*Task prompt*:
Take the listing below and reproduce it in full. Change nothing.

Segment Start: Records provided

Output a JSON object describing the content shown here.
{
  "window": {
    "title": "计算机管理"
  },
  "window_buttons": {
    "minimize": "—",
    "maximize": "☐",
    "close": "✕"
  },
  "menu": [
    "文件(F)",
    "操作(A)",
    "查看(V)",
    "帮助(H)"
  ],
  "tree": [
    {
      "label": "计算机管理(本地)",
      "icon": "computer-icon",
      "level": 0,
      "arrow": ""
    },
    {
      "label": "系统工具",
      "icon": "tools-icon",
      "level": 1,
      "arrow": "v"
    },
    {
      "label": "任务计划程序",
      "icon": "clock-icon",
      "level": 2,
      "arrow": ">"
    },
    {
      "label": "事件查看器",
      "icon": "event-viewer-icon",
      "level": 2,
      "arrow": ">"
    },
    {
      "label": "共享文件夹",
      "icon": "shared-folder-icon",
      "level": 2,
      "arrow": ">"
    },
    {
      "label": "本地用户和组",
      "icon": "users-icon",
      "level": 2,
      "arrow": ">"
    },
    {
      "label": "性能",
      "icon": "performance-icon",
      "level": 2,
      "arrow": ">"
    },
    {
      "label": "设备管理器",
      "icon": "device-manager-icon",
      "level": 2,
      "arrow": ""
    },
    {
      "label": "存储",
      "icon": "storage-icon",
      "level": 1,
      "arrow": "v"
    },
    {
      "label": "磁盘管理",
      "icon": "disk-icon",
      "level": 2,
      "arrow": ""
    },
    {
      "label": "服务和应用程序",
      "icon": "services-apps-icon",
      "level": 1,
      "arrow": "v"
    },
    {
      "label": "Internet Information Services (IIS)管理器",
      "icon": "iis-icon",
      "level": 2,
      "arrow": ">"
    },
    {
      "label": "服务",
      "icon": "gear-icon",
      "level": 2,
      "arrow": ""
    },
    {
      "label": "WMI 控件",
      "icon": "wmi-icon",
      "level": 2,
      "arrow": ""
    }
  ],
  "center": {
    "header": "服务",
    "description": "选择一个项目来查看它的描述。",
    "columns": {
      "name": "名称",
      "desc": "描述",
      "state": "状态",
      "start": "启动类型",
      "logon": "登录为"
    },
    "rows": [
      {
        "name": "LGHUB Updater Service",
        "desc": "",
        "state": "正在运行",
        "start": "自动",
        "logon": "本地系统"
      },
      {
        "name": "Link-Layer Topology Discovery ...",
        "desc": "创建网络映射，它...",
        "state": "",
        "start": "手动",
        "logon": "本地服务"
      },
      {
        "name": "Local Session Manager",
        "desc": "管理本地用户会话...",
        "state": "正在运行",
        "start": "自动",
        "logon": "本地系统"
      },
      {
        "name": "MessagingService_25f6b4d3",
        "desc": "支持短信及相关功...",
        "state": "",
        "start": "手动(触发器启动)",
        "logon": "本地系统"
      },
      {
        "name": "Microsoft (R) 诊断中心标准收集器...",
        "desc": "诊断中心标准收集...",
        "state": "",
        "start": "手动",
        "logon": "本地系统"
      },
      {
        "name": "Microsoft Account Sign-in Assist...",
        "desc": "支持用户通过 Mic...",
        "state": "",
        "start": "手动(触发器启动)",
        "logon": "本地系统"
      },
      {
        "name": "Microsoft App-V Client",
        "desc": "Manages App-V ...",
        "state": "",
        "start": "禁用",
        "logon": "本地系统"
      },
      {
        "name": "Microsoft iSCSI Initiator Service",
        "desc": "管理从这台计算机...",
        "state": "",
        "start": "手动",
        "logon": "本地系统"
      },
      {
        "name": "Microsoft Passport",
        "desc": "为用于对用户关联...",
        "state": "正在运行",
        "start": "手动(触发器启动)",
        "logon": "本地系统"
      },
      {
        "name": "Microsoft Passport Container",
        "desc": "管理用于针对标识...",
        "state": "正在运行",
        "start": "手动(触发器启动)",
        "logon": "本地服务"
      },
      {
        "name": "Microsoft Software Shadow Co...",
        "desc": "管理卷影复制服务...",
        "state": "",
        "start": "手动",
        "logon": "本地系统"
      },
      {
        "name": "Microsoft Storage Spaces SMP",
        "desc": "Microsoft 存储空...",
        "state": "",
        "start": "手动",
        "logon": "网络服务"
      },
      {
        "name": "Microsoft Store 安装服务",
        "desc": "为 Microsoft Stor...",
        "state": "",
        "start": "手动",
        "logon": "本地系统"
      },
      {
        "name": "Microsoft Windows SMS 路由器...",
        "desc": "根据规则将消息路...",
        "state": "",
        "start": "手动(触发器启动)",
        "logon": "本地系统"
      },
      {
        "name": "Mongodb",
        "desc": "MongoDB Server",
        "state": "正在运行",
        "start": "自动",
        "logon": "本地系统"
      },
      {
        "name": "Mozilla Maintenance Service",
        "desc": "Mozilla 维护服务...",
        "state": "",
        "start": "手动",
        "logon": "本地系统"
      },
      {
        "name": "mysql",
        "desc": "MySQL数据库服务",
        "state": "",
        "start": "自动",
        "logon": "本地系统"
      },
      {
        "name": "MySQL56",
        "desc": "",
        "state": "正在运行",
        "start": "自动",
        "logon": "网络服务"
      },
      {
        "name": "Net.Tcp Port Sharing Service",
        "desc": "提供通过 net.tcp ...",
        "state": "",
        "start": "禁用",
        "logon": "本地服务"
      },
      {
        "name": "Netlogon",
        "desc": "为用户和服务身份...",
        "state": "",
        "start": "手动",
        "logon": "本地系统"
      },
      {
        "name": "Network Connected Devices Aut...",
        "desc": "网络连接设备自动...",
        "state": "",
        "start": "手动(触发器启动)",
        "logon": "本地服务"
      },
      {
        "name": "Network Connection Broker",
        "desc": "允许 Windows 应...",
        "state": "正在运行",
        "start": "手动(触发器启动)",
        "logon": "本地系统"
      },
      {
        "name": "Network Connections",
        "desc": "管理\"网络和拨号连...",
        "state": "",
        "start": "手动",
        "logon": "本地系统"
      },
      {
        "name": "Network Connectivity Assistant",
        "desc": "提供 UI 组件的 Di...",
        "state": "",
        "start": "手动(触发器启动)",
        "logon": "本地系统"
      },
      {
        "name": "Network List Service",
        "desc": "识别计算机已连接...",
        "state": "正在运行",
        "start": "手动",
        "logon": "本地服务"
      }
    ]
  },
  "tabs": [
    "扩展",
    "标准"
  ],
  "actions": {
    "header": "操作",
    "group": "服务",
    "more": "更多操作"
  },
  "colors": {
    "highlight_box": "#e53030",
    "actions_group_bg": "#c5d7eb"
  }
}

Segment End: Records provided

*Completed exercise*:
Output a JSON object describing the content shown here.
{
  "window": {
    "title": "计算机管理"
  },
  "window_buttons": {
    "minimize": "—",
    "maximize": "☐",
    "close": "✕"
  },
  "menu": [
    "文件(F)",
    "操作(A)",
    "查看(V)",
    "帮助(H)"
  ],
  "tree": [
    {
      "label": "计算机管理(本地)",
      "icon": "computer-icon",
      "level": 0,
      "arrow": ""
    },
    {
      "label": "系统工具",
      "icon": "tools-icon",
      "level": 1,
      "arrow": "v"
    },
    {
      "label": "任务计划程序",
      "icon": "clock-icon",
      "level": 2,
      "arrow": ">"
    },
    {
      "label": "事件查看器",
      "icon": "event-viewer-icon",
      "level": 2,
      "arrow": ">"
    },
    {
      "label": "共享文件夹",
      "icon": "shared-folder-icon",
      "level": 2,
      "arrow": ">"
    },
    {
      "label": "本地用户和组",
      "icon": "users-icon",
      "level": 2,
      "arrow": ">"
    },
    {
      "label": "性能",
      "icon": "performance-icon",
      "level": 2,
      "arrow": ">"
    },
    {
      "label": "设备管理器",
      "icon": "device-manager-icon",
      "level": 2,
      "arrow": ""
    },
    {
      "label": "存储",
      "icon": "storage-icon",
      "level": 1,
      "arrow": "v"
    },
    {
      "label": "磁盘管理",
      "icon": "disk-icon",
      "level": 2,
      "arrow": ""
    },
    {
      "label": "服务和应用程序",
      "icon": "services-apps-icon",
      "level": 1,
      "arrow": "v"
    },
    {
      "label": "Internet Information Services (IIS)管理器",
      "icon": "iis-icon",
      "level": 2,
      "arrow": ">"
    },
    {
      "label": "服务",
      "icon": "gear-icon",
      "level": 2,
      "arrow": ""
    },
    {
      "label": "WMI 控件",
      "icon": "wmi-icon",
      "level": 2,
      "arrow": ""
    }
  ],
  "center": {
    "header": "服务",
    "description": "选择一个项目来查看它的描述。",
    "columns": {
      "name": "名称",
      "desc": "描述",
      "state": "状态",
      "start": "启动类型",
      "logon": "登录为"
    },
    "rows": [
      {
        "name": "LGHUB Updater Service",
        "desc": "",
        "state": "正在运行",
        "start": "自动",
        "logon": "本地系统"
      },
      {
        "name": "Link-Layer Topology Discovery ...",
        "desc": "创建网络映射，它...",
        "state": "",
        "start": "手动",
        "logon": "本地服务"
      },
      {
        "name": "Local Session Manager",
        "desc": "管理本地用户会话...",
        "state": "正在运行",
        "start": "自动",
        "logon": "本地系统"
      },
      {
        "name": "MessagingService_25f6b4d3",
        "desc": "支持短信及相关功...",
        "state": "",
        "start": "手动(触发器启动)",
        "logon": "本地系统"
      },
      {
        "name": "Microsoft (R) 诊断中心标准收集器...",
        "desc": "诊断中心标准收集...",
        "state": "",
        "start": "手动",
        "logon": "本地系统"
      },
      {
        "name": "Microsoft Account Sign-in Assist...",
        "desc": "支持用户通过 Mic...",
        "state": "",
        "start": "手动(触发器启动)",
        "logon": "本地系统"
      },
      {
        "name": "Microsoft App-V Client",
        "desc": "Manages App-V ...",
        "state": "",
        "start": "禁用",
        "logon": "本地系统"
      },
      {
        "name": "Microsoft iSCSI Initiator Service",
        "desc": "管理从这台计算机...",
        "state": "",
        "start": "手动",
        "logon": "本地系统"
      },
      {
        "name": "Microsoft Passport",
        "desc": "为用于对用户关联...",
        "state": "正在运行",
        "start": "手动(触发器启动)",
        "logon": "本地系统"
      },
      {
        "name": "Microsoft Passport Container",
        "desc": "管理用于针对标识...",
        "state": "正在运行",
        "start": "手动(触发器启动)",
        "logon": "本地服务"
      },
      {
        "name": "Microsoft Software Shadow Co...",
        "desc": "管理卷影复制服务...",
        "state": "",
        "start": "手动",
        "logon": "本地系统"
      },
      {
        "name": "Microsoft Storage Spaces SMP",
        "desc": "Microsoft 存储空...",
        "state": "",
        "start": "手动",
        "logon": "网络服务"
      },
      {
        "name": "Microsoft Store 安装服务",
        "desc": "为 Microsoft Stor...",
        "state": "",
        "start": "手动",
        "logon": "本地系统"
      },
      {
        "name": "Microsoft Windows SMS 路由器...",
        "desc": "根据规则将消息路...",
        "state": "",
        "start": "手动(触发器启动)",
        "logon": "本地系统"
      },
      {
        "name": "Mongodb",
        "desc": "MongoDB Server",
        "state": "正在运行",
        "start": "自动",
        "logon": "本地系统"
      },
      {
        "name": "Mozilla Maintenance Service",
        "desc": "Mozilla 维护服务...",
        "state": "",
        "start": "手动",
        "logon": "本地系统"
      },
      {
        "name": "mysql",
        "desc": "MySQL数据库服务",
        "state": "",
        "start": "自动",
        "logon": "本地系统"
      },
      {
        "name": "MySQL56",
        "desc": "",
        "state": "正在运行",
        "start": "自动",
        "logon": "网络服务"
      },
      {
        "name": "Net.Tcp Port Sharing Service",
        "desc": "提供通过 net.tcp ...",
        "state": "",
        "start": "禁用",
        "logon": "本地服务"
      },
      {
        "name": "Netlogon",
        "desc": "为用户和服务身份...",
        "state": "",
        "start": "手动",
        "logon": "本地系统"
      },
      {
        "name": "Network Connected Devices Aut...",
        "desc": "网络连接设备自动...",
        "state": "",
        "start": "手动(触发器启动)",
        "logon": "本地服务"
      },
      {
        "name": "Network Connection Broker",
        "desc": "允许 Windows 应...",
        "state": "正在运行",
        "start": "手动(触发器启动)",
        "logon": "本地系统"
      },
      {
        "name": "Network Connections",
        "desc": "管理\"网络和拨号连...",
        "state": "",
        "start": "手动",
        "logon": "本地系统"
      },
      {
        "name": "Network Connectivity Assistant",
        "desc": "提供 UI 组件的 Di...",
        "state": "",
        "start": "手动(触发器启动)",
        "logon": "本地系统"
      },
      {
        "name": "Network List Service",
        "desc": "识别计算机已连接...",
        "state": "正在运行",
        "start": "手动",
        "logon": "本地服务"
      }
    ]
  },
  "tabs": [
    "扩展",
    "标准"
  ],
  "actions": {
    "header": "操作",
    "group": "服务",
    "more": "更多操作"
  },
  "colors": {
    "highlight_box": "#e53030",
    "actions_group_bg": "#c5d7eb"
  }
}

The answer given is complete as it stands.